I am just back from Prague: after another 36 hour travel marathon, I think it will take a day or so for my brain to catch up with me!

While I was gone, Scott Aaronson, a graduating doctoral student in quantum computing, had a brilliant article on computer science conference reviewing.
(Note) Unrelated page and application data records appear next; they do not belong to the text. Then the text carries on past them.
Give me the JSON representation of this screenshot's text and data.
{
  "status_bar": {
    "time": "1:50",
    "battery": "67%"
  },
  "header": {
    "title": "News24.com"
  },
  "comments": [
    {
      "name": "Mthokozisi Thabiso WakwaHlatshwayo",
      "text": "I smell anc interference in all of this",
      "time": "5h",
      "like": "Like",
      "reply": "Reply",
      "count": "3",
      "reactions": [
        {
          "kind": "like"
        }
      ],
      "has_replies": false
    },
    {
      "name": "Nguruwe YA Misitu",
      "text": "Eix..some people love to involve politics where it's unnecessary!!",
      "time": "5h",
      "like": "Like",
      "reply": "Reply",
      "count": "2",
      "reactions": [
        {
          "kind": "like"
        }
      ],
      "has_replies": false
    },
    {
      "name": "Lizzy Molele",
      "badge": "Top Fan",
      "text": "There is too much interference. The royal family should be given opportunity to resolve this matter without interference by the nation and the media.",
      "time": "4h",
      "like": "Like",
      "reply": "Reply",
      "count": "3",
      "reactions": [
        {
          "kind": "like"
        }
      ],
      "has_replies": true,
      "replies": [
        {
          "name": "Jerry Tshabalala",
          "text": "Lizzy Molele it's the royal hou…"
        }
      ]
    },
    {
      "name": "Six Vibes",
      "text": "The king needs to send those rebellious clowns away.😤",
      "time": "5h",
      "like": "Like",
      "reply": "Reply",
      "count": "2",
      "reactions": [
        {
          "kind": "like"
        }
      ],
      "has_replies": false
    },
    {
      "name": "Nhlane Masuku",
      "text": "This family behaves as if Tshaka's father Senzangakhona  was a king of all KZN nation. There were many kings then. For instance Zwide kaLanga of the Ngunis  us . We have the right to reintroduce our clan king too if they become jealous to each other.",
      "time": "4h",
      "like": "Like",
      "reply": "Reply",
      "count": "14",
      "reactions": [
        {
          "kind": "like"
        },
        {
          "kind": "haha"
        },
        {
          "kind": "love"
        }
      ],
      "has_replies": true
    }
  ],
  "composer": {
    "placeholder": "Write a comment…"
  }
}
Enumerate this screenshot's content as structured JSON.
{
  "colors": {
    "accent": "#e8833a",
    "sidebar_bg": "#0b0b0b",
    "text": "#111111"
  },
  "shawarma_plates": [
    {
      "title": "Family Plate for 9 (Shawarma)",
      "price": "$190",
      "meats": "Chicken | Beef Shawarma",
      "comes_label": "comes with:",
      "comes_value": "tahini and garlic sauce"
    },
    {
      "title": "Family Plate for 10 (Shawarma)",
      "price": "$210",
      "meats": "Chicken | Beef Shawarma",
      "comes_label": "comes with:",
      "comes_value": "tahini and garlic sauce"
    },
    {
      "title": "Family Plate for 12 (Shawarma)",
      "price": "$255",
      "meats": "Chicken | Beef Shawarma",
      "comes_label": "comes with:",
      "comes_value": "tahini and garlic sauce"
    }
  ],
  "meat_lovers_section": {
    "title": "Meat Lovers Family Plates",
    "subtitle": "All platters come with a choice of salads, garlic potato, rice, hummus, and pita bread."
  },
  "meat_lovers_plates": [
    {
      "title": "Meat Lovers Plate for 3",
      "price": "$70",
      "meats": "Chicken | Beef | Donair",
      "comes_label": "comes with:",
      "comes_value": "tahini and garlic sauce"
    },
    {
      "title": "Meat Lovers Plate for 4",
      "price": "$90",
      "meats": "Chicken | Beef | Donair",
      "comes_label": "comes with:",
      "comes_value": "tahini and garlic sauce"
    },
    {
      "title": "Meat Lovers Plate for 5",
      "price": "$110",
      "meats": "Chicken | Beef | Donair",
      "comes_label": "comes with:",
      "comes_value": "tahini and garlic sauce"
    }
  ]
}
From the 1936 Foundations of Computer Science (FOCS) review process:

Dear Mr. Turing,

We regret to inform you that your submission
“On Computable Numbers, With an Application to the Entscheidungsproblem”
was not accepted to appear in FOCS 1936. The Program Committee received a record 4 submissions this year, many of them of high quality, and scheduling constraints unfortunately made it impossible to accept all of them.

The reviews would be a great satire of computer science reviews except they are far too close to the truth:

—————————————- review 1 —————————————-

seems like a trivial modification of godel’s result from STOC’31

—————————————- review 2 —————————————-

The author shows that Hilbert’s Entscheidungsproblem (given a mathematical statement, decide whether it admits a formal proof) is unsolvable by any finite means. While this seems like an important result, I have several concerns/criticisms:

1. The author defines a new “Turing machine” model for the specific purpose of proving his result. This model was not defined in any previous papers; thus, the motivation is unclear.

See Scott’s post for the rest of this and for the other reviews. Many OR conferences are not reviewed (IFORS, EURO, and IFORS conferences accept practically anything submitted on time), but there are some that I am involved with (like CP, CPAIOR, MISTA, and PATAT) that have a review process, and it is clear that the review processes are very hit-and-miss.

With the exception of Scott’s ill-tempered diatribe against babies at conferences (perhaps as forty-something father of three-year-old, I am a little more sympathetic to the pressures of combining parenthood and academia), the entries in Scott’s blog are something I look forward to tremendously: he is opinionated, intelligent, amusing, and self-deprecating by turns, and generally teaches me something when I read him. He is about to join the faculty at MIT: lucky MIT!